◆ **Task goal**
Check each line of the records below for the word "JSON" and copy those where it appears.

◆ **Given records**
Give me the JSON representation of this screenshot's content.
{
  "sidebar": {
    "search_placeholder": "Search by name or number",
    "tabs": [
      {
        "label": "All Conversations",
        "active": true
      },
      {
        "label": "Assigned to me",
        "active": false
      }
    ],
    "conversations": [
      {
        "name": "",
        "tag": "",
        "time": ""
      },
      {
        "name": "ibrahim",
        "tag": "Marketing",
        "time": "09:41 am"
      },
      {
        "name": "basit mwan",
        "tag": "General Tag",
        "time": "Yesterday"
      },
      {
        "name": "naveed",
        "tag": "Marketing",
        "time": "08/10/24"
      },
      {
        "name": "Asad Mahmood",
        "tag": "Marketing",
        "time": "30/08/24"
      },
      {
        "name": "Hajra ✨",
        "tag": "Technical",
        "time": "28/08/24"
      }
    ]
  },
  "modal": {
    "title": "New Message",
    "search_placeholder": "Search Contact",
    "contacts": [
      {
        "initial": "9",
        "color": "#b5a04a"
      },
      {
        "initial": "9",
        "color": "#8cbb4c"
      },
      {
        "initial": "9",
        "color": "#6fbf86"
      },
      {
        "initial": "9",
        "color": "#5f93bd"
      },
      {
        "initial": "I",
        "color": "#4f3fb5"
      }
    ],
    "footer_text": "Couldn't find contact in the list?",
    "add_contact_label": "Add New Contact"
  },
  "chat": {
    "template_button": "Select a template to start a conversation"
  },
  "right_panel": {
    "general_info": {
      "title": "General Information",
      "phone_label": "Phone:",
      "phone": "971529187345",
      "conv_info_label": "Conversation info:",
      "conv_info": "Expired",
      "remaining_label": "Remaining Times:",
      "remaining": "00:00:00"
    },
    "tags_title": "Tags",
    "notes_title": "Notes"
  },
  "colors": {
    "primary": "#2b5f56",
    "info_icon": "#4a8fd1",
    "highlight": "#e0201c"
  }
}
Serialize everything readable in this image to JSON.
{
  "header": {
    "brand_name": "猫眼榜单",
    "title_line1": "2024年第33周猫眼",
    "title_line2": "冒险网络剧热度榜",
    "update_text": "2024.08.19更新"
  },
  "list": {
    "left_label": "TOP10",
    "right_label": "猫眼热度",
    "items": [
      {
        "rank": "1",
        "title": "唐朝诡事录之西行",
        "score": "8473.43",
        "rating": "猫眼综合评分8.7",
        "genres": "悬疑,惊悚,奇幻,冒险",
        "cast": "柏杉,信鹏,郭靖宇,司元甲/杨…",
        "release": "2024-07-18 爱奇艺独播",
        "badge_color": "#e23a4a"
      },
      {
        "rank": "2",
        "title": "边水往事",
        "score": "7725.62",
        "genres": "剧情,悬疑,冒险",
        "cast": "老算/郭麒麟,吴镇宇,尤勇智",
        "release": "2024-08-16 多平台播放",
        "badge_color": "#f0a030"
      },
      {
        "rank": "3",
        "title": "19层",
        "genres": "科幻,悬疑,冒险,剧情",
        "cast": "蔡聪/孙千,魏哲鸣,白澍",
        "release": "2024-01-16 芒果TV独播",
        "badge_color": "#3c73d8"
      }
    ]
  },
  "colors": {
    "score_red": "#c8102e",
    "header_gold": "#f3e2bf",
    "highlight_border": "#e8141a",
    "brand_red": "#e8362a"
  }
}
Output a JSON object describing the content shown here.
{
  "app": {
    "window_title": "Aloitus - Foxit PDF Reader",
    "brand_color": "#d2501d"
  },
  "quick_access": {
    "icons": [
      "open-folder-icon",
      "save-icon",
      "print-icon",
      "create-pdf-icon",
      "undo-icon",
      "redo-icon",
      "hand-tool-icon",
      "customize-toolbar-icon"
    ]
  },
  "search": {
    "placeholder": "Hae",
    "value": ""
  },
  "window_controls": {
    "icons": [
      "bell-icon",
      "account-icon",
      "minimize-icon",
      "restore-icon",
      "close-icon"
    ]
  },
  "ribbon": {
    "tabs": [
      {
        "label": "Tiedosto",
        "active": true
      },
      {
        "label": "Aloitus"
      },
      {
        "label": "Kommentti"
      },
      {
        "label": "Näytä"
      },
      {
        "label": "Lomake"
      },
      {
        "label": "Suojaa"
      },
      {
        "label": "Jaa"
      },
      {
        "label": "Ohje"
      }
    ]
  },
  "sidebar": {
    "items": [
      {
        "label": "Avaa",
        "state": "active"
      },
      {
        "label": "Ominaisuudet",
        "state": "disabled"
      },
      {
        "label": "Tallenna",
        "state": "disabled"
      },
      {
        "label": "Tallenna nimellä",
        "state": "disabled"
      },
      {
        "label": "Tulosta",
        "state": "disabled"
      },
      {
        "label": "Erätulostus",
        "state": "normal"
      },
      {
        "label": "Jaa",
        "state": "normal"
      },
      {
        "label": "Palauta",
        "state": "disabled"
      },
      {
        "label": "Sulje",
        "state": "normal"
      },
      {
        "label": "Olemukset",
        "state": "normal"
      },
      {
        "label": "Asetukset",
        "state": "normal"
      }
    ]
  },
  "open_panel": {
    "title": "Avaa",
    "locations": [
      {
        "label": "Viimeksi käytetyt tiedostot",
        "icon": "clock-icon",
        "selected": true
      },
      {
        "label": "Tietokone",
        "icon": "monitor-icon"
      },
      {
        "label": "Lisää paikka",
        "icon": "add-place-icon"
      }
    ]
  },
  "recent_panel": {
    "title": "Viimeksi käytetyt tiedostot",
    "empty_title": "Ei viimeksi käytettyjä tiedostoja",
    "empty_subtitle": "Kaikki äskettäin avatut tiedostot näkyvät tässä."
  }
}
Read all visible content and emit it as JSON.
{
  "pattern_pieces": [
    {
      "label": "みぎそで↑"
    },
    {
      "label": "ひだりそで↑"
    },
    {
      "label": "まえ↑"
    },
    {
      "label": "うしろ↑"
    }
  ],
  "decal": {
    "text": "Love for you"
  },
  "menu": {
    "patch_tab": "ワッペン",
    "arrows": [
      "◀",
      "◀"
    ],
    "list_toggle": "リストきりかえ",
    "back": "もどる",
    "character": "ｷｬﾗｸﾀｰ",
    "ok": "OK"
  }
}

◆ **Result of the task**
Give me the JSON representation of this screenshot's content.
Serialize everything readable in this image to JSON.
Output a JSON object describing the content shown here.
Read all visible content and emit it as JSON.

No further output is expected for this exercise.